Insects and endangered insect eaters: bison poop is an excellent incubator for many species of insects. No other native animal out west produces patties like that. There are probably many species of insects that went extinct prior to them being documented by western scientists, who didn’t come out in force until after their decline. Bison poop incubates insects, which are then eaten by other creatures. (Source: an amazing talk by bison expert Wes Olson.) Now think of all of the insectivorous prairie birds that are on the endangered species list. Their populations are declining due to lack of habitat, but are there also fewer insects than there were when there were 30 million bison roaming the continent?
Health of Indigenous Peoples: there are many First Nations who once depended upon the buffalo for food. There was starvation and hunger across the west after the slaughter. Today, diabetes is an epidemic in some Indigenous communities, due to a high-sugar diet and barriers to eating well, including high cost of food in remote communities, poverty, and lack of grocery stores or fresh produce in general. The lack of fresh bison meat in the diet isn’t the only reason for these health problems, but it certainly contributes. The Buffalo Treaty specifically cites “Health” as one of the reasons why signatories are working towards restoring bison to traditional territories today.

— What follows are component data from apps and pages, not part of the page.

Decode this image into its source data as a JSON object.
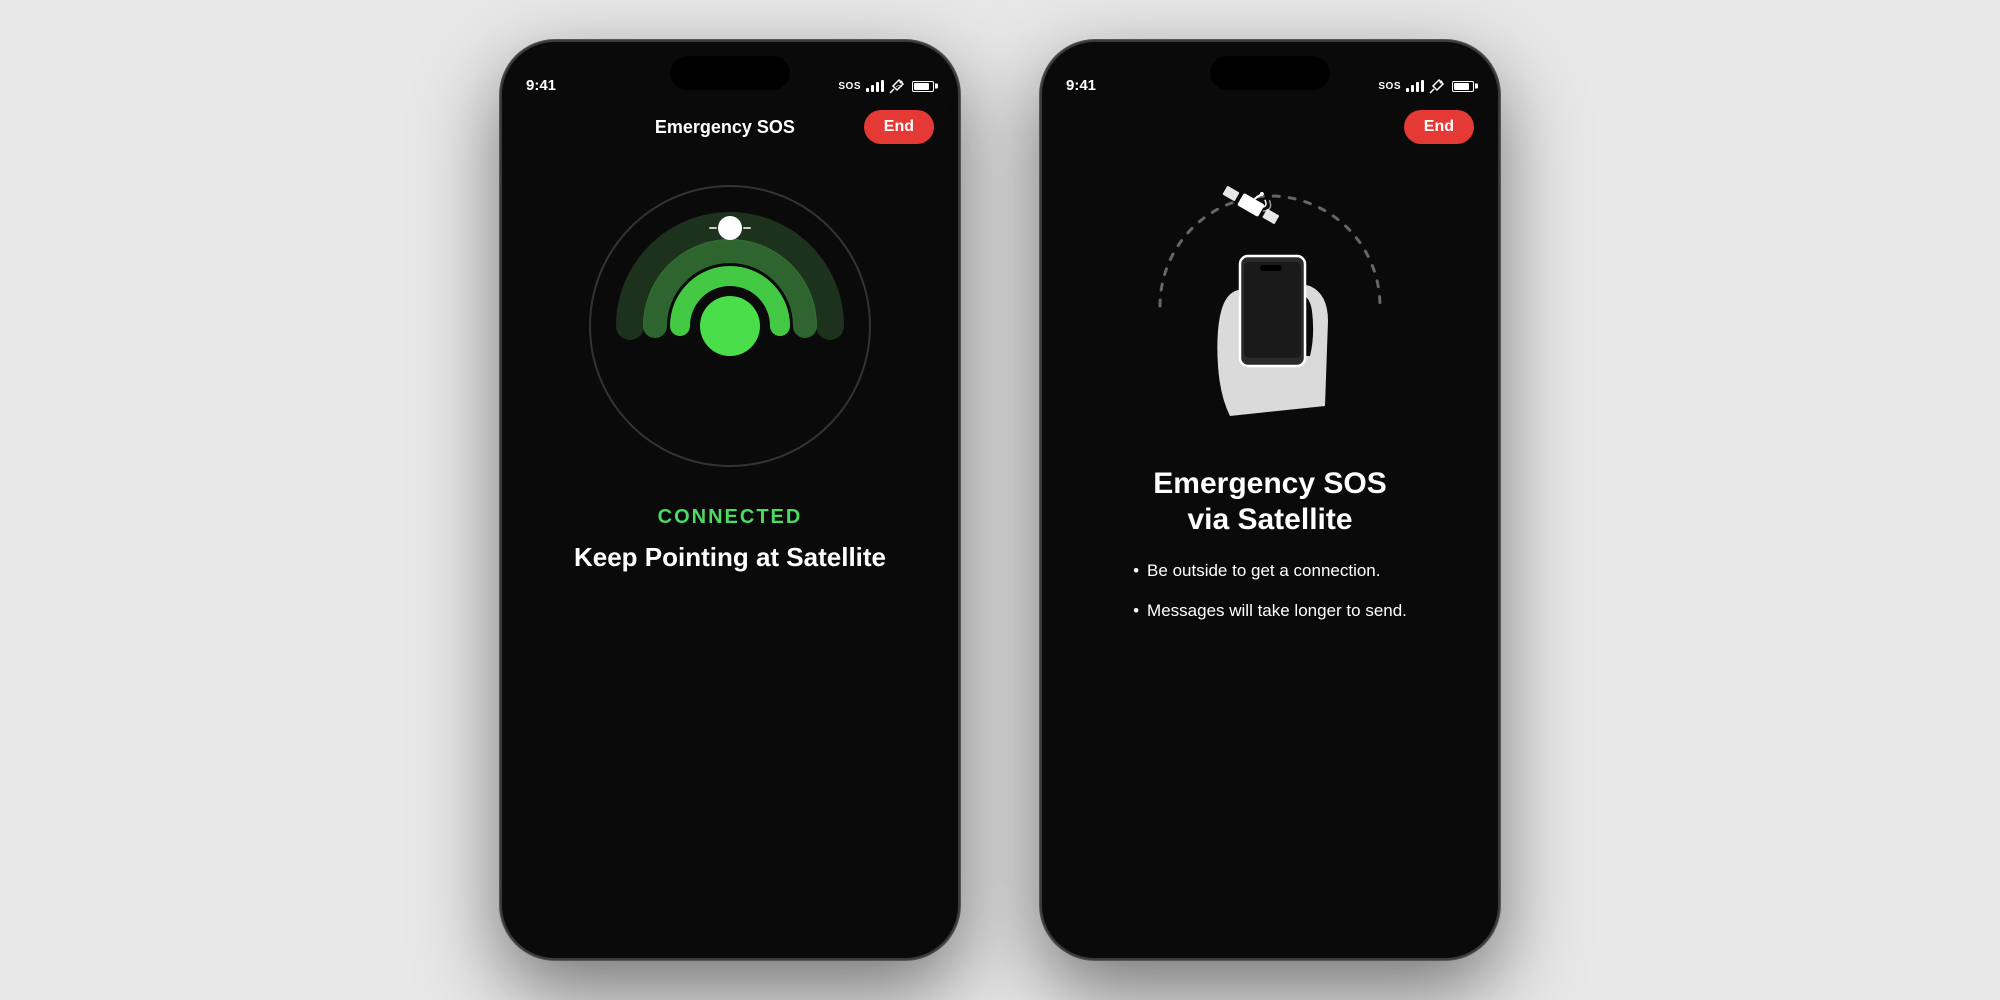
{
  "page": {
    "background": "#e8e8e8"
  },
  "phone1": {
    "status_time": "9:41",
    "status_sos": "SOS",
    "nav_title": "Emergency SOS",
    "end_button": "End",
    "connected_label": "CONNECTED",
    "instruction_text": "Keep Pointing at Satellite"
  },
  "phone2": {
    "status_time": "9:41",
    "status_sos": "SOS",
    "end_button": "End",
    "title_line1": "Emergency SOS",
    "title_line2": "via Satellite",
    "bullet1": "Be outside to get a connection.",
    "bullet2": "Messages will take longer to send."
  }
}
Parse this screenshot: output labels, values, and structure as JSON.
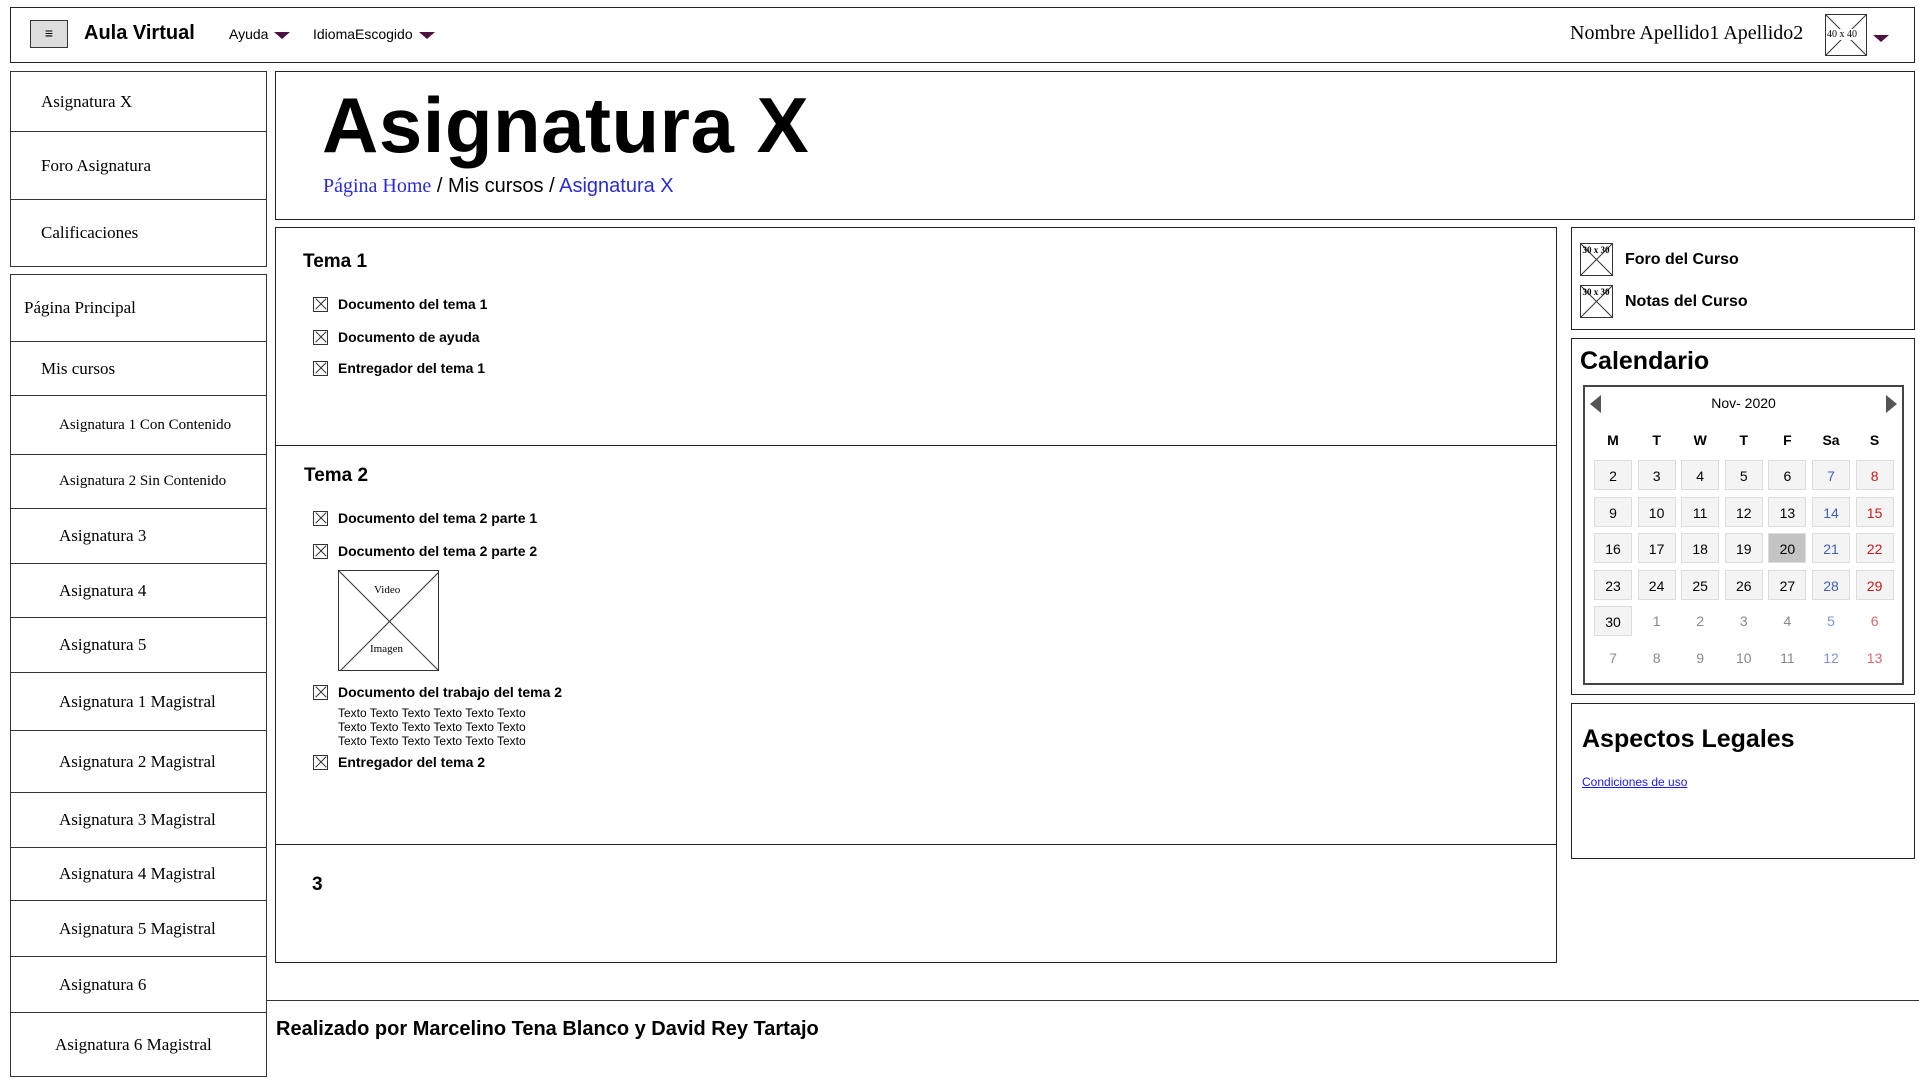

As you go about your research (historical or otherwise), as you drive across the prairie and look out on the landscape, and as you wander the streets of the big cities in the west, take the time to think about how the slaughter of bison has resulted in the world you live in today. The presence and absence of bison is still felt.